Where we slept:

Ingo had tried to steer me in the direction of the residential areas of Loschwitz, Blasewitz and Striesen but we didn’t want to deal with trams in an unfamiliar city on our arrival day, so we took a flyer and booked here:

Interesting place this, located in a rather charmless area across from a pharmaceutical factory that was lit up well into the night, and adjoining a few sad looking apartment blocks. The walk from the Neustadt station took 10-15 minutes and wasn’t particularly pedestrian friendly, involving some car dodging at intersections without traffic lights, and walking through an underpass on one side, then crossing to walk down the other side to access the correct street. The neighborhood was... colorful... with a nearby XXX Dolly Buster shop, and plentiful trash, bottles and graffiti lining the streets. The overall feeling of neglect extended to the apartments surrounding the guest house with abandoned TVs, strollers and broken windows. I’d read the reviews, but had booked anyway, as the good seemed to outweigh the bad. I’d also given Bill fair warning, so neither of us was particularly surprised.

Despite the unappealing approach from the train station, City Oase is a quirky little gem, well located near the Elbe River, alongside which one can easily walk to both Old Town and New Town in about 15 minutes. The building dates from 1880 and consists of individually themed rooms; it’s beautifully restored, lovingly maintained and full of character. It’s also a bit of a labyrinth, the rooms accessed via long hallways and interconnecting locking doors, the ceilings impossibly high. And, it fit our #1 requirement...peaceful.

We’d gotten the last available room (named after the artist K.G. Brucke), which meant twin beds; no drama for a couple of old married people, but the nocturnal forays to the loo across the hall weren’t particularly quiet or convenient given the extensive system of locks.
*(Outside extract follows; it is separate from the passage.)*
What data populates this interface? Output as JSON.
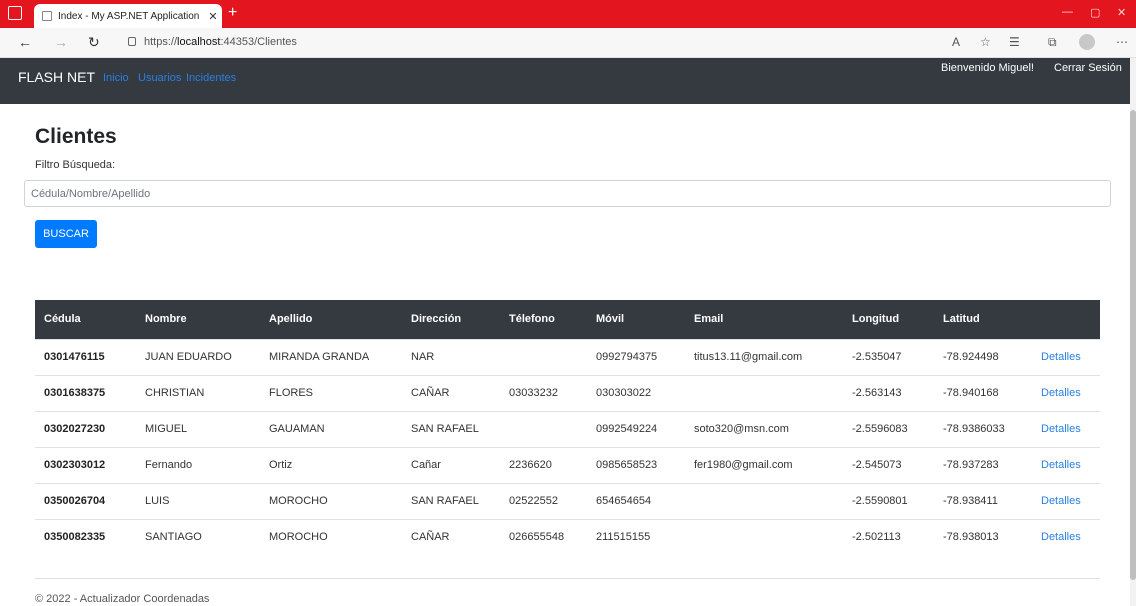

We were cozy and warm, quite content. The only real downside was the breakfast, which got old fast; the same basic offerings placed on our table each morning and tepid, too strong coffee.

The owner requested a deposit via bank transfer, but agreed to accept cash on arrival if I sent a deposit via check, even though it was in US funds. He returned the check when we arrived. Cost - 358 Euro for four nights inclusive of city tax, plus an additional 8 Euro each per day for breakfast.

Up next – Dresden, land of pork, quark and Schokolade

133 Replies | Jump to bottom Add a Reply
133 Replies |Back to top

Sign in to comment.